I have fallen out with my partner. Can I sell my share of the firm and what can I do to dispose of the practice and move on?
This is a nightmare situation for just about everybody concerned, whether you are the staff in that particular practice or the partner who has the problem with the other partner.
It is an occurrence we come across fairly regularly, with partners having mental health problems, turning to alcohol or drugs or simply deciding they don’t want to work anymore and wreaking havoc for their fellow partners.
We have come across practices that have been highly profitable and well established who are in great danger of collapse because one of the partners has ‘gone rogue’.

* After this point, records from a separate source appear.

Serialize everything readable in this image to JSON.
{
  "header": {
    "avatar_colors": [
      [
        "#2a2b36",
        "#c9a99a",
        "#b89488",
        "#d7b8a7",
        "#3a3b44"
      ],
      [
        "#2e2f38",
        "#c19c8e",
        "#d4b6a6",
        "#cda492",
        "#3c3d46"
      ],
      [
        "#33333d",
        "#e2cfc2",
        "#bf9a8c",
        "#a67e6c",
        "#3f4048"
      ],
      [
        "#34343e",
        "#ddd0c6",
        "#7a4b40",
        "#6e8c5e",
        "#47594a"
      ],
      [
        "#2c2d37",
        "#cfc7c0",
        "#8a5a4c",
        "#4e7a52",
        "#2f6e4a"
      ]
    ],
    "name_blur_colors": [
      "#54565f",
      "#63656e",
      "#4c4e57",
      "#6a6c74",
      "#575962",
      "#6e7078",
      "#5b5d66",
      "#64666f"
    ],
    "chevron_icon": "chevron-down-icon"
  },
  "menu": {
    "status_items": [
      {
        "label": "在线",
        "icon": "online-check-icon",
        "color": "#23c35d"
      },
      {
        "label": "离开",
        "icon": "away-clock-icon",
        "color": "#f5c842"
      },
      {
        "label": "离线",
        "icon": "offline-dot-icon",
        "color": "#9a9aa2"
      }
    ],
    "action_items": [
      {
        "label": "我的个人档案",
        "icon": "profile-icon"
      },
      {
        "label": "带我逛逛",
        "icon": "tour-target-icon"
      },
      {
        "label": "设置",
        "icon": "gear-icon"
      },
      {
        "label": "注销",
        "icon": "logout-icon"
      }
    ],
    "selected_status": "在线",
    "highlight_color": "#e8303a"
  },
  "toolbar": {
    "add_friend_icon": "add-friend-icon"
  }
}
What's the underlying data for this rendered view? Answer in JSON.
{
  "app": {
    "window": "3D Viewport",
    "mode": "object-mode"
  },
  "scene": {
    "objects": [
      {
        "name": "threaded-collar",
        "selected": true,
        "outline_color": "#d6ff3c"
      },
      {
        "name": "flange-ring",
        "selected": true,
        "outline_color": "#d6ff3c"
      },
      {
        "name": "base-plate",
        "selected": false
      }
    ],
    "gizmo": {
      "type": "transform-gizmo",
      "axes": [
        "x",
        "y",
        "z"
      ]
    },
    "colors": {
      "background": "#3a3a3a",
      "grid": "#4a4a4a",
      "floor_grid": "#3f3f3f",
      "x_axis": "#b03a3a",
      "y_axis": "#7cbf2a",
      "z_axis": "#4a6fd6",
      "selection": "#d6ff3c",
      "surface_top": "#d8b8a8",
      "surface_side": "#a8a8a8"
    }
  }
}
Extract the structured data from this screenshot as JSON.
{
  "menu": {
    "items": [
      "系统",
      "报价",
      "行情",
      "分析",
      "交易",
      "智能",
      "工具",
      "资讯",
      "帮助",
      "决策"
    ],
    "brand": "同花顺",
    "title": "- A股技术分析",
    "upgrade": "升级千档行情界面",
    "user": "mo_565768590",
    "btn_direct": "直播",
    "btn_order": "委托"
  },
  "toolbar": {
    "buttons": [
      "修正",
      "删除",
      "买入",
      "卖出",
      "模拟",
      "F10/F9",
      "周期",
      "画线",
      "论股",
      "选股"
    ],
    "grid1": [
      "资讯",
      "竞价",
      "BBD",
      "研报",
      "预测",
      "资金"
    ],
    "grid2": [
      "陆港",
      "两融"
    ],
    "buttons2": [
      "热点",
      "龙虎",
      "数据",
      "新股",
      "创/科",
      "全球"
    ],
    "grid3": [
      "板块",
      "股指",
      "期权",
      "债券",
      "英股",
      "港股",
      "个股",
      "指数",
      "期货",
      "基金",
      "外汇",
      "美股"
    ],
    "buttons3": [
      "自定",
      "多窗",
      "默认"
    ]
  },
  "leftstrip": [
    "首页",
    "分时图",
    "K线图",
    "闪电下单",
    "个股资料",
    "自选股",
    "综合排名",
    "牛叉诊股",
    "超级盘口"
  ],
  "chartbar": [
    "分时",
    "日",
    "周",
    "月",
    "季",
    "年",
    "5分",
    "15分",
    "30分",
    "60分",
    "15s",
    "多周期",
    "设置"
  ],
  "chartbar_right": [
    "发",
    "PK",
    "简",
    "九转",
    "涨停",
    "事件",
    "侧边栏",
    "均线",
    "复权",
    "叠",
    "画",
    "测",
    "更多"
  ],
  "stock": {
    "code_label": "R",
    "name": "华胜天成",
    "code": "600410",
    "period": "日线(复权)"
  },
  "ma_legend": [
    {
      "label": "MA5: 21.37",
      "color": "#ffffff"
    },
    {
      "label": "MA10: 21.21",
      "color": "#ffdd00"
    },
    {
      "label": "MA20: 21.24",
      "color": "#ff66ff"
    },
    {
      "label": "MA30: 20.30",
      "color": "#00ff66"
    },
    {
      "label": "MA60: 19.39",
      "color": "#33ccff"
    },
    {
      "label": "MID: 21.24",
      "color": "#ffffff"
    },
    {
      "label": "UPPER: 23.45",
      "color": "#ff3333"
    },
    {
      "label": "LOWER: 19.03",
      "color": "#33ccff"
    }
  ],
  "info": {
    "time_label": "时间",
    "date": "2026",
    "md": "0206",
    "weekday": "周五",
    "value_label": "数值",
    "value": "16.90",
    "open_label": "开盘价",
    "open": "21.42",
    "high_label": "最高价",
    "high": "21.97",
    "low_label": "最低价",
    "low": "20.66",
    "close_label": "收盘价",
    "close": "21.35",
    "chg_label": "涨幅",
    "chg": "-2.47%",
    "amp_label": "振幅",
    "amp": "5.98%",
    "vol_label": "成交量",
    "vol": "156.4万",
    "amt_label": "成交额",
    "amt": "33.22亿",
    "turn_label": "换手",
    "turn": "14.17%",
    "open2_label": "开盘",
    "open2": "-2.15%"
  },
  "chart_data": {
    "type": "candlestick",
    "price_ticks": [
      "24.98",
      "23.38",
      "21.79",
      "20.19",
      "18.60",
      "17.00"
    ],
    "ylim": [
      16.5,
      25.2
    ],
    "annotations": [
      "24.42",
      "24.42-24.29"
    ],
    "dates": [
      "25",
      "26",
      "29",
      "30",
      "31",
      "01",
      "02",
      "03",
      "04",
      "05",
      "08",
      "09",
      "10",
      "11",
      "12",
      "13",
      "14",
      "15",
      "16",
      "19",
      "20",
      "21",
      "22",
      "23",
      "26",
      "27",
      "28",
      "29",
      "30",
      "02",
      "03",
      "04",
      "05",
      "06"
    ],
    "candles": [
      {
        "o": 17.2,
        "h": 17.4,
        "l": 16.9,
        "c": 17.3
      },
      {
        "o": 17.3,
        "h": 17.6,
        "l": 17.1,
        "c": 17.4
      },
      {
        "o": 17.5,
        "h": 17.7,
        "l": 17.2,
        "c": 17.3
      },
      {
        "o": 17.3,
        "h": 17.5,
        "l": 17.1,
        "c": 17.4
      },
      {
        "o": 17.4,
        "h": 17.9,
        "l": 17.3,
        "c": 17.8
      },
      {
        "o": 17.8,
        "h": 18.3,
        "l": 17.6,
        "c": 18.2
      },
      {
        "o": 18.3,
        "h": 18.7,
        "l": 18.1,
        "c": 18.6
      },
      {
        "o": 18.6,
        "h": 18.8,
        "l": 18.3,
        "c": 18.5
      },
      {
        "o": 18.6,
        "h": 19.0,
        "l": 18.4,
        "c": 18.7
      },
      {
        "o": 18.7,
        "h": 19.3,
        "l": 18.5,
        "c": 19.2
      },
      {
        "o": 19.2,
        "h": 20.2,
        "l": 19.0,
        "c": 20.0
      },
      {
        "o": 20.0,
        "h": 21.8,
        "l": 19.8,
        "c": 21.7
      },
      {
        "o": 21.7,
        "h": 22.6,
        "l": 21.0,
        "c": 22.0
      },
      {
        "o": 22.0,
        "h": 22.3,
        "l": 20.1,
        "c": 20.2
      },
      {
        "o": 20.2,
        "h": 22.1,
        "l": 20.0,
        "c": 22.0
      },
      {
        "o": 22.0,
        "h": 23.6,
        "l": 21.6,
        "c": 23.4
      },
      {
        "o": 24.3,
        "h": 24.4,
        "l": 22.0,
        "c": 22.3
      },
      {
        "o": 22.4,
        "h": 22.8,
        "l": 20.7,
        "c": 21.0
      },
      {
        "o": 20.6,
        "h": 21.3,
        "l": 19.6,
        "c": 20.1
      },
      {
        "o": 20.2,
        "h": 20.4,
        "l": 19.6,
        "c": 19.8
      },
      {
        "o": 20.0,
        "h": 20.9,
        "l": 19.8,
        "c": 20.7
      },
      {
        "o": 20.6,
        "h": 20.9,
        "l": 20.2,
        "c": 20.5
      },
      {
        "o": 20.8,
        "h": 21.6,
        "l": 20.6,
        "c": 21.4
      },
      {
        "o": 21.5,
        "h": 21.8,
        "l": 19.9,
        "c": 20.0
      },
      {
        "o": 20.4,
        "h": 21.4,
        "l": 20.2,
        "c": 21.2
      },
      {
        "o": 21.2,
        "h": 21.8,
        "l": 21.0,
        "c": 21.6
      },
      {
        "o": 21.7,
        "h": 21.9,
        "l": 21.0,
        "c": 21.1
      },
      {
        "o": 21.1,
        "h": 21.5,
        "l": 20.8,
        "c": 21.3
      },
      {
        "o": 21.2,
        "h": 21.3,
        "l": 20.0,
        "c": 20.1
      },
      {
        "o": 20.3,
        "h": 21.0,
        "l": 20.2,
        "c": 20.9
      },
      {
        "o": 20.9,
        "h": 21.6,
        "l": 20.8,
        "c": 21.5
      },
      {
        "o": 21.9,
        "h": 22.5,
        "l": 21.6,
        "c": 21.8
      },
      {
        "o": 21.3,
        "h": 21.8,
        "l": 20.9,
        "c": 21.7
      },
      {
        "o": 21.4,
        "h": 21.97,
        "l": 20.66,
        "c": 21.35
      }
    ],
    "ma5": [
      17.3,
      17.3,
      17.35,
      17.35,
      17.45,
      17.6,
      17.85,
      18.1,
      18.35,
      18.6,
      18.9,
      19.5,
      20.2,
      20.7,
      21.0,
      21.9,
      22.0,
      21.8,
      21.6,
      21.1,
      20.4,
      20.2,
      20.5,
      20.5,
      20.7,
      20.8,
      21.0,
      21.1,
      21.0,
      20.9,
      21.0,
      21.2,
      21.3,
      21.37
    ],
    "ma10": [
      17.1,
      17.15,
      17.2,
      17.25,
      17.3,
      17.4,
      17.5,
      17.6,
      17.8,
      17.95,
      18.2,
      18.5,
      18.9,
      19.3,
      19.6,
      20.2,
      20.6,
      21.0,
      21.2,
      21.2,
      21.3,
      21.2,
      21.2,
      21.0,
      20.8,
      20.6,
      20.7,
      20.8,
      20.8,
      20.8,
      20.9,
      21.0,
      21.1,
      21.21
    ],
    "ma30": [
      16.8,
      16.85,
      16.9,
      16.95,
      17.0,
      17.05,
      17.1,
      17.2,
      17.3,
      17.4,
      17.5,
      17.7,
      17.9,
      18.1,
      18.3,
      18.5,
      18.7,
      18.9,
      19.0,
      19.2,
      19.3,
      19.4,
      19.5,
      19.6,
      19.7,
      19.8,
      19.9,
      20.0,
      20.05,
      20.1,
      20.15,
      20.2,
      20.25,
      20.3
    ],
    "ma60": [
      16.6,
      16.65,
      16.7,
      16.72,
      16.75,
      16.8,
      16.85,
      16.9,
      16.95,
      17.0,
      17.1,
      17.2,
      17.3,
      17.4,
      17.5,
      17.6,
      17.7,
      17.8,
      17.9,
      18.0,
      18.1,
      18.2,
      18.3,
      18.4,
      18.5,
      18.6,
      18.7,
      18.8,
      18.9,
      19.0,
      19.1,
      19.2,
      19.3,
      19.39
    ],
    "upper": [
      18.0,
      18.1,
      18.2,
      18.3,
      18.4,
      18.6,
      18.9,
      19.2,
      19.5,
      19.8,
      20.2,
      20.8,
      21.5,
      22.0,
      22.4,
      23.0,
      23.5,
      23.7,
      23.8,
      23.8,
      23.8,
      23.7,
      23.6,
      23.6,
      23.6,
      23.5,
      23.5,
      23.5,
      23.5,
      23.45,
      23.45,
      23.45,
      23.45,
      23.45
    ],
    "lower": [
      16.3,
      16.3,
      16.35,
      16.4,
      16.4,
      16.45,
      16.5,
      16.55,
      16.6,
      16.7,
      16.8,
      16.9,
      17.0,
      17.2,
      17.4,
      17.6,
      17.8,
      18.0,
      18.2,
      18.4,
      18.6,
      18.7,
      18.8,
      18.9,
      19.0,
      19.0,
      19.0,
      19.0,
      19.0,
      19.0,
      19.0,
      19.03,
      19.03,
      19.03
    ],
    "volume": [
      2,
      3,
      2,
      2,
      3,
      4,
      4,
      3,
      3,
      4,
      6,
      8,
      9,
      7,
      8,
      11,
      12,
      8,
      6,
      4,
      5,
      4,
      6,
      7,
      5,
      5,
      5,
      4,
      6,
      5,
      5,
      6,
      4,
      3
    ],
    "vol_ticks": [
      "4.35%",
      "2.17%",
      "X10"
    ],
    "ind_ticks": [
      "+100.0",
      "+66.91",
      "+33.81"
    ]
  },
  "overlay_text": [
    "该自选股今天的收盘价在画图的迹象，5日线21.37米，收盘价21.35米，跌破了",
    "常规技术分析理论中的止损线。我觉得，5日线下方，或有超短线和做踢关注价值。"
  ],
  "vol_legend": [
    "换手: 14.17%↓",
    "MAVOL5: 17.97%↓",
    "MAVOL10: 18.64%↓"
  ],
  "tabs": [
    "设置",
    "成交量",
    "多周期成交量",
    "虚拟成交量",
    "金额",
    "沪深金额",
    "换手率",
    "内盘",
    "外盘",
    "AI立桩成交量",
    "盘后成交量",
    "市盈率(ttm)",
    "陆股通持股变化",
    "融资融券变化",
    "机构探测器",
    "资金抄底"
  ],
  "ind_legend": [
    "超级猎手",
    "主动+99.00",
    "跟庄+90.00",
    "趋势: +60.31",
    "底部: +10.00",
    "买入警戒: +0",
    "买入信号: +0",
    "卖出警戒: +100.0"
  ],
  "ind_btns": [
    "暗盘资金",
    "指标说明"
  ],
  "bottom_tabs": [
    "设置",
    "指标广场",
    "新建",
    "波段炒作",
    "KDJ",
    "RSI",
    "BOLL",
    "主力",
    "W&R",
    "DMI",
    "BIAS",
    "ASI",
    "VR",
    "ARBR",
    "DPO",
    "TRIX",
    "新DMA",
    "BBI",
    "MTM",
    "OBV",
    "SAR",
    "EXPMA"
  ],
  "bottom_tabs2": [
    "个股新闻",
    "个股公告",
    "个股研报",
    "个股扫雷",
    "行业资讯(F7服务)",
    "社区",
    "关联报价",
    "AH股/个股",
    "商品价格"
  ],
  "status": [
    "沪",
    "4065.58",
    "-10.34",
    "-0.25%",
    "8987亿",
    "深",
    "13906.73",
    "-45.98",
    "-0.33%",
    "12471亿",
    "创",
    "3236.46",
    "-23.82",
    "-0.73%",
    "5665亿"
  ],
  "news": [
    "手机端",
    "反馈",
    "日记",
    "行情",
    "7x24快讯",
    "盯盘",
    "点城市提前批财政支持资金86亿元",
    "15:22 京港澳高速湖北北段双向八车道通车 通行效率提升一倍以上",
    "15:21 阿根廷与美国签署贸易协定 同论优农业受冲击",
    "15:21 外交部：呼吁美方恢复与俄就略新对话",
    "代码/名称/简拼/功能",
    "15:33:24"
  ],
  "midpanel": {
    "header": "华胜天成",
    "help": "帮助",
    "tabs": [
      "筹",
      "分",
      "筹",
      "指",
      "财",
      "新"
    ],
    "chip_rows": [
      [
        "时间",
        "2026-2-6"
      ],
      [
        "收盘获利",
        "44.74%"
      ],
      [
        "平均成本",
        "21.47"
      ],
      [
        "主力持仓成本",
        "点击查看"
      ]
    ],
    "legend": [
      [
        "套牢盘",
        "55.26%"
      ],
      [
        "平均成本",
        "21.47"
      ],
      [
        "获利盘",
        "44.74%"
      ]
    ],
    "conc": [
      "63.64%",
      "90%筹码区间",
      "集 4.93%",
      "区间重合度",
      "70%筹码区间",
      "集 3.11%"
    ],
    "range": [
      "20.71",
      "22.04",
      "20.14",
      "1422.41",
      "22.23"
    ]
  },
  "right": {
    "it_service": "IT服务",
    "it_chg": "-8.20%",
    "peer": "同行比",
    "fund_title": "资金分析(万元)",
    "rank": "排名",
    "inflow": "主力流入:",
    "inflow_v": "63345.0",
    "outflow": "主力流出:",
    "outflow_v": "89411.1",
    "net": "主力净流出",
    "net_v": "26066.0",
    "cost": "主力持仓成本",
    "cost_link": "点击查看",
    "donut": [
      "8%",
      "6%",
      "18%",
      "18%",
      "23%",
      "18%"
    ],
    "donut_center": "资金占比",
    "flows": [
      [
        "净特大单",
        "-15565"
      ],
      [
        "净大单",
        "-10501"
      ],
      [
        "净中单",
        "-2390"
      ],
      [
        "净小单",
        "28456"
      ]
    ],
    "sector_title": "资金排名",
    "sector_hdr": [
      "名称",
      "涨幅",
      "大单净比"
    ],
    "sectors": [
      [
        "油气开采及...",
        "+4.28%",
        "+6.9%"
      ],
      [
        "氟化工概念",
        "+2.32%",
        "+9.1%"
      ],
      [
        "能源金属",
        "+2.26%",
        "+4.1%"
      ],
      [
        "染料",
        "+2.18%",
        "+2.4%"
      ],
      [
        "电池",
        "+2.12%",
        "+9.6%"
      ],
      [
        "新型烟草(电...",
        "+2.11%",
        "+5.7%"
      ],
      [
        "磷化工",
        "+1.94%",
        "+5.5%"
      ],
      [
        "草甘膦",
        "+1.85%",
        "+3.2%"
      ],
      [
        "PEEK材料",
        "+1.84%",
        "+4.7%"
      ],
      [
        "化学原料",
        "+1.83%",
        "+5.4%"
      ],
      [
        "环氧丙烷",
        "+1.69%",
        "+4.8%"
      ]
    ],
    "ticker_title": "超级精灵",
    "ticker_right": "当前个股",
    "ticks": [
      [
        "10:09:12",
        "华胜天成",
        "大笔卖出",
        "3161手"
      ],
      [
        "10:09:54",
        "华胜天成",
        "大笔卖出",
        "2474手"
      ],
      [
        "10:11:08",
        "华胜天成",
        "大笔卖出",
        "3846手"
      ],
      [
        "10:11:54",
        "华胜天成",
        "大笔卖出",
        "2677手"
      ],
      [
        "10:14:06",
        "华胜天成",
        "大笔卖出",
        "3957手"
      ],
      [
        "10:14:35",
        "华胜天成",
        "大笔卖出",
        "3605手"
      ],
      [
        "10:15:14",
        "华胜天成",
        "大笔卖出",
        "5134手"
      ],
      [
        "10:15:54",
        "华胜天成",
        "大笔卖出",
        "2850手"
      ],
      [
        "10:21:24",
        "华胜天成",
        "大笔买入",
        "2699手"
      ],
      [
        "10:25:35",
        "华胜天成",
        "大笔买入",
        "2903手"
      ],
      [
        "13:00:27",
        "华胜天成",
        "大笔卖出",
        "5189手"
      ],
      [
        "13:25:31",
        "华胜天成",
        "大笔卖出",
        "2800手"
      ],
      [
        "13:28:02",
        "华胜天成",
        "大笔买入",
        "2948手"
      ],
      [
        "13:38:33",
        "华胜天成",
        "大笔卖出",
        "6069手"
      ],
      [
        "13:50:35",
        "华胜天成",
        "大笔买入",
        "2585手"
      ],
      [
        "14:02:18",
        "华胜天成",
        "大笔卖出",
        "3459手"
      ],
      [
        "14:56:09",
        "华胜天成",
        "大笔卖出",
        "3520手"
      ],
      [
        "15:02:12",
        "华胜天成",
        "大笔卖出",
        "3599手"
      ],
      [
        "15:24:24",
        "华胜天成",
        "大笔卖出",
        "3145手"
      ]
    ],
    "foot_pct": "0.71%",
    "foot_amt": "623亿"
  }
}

This is not an easy situation to extract yourself from and there are no simple solutions. One way of sorting this out is to try and get rid of the problematical partner as quietly and quickly as possible so that you can salvage some value from the remainder of the business and not let that particular person affect your work or the work of your colleagues anymore.
This is extremely difficult of course, because partners who fall out tend not to be on speaking terms and want to be as awkward as possible to each other, in the same way as a divorcing couple, which means that discussions are never easy to have. The partner you are trying to oust may not think there is anything wrong at all and wonder why the other partners are trying to get rid of them. Similarly, the partners remaining may find it quite hard to get out of the situation without damaging their work because of the potential for litigation.
There tend to be a few options, but one of them is definitely not that you can simply sell your share of the partnership to someone else. Whilst I guess this is theoretically possible, I have yet to see anybody who would want to go into partnership in a situation where the partners have fallen out and there is not much communication going on between them.
From the other partner’s perspective, why would they want to go into business with someone they hardly know? It is an impossible situation from both angles. Speak to your legal advisers about extracting yourself or dissolving the partnership and then give it a little while before looking to sell your part of the business.
I appreciate this is probably not the advice that you want to read but this is not an easy situation to be in.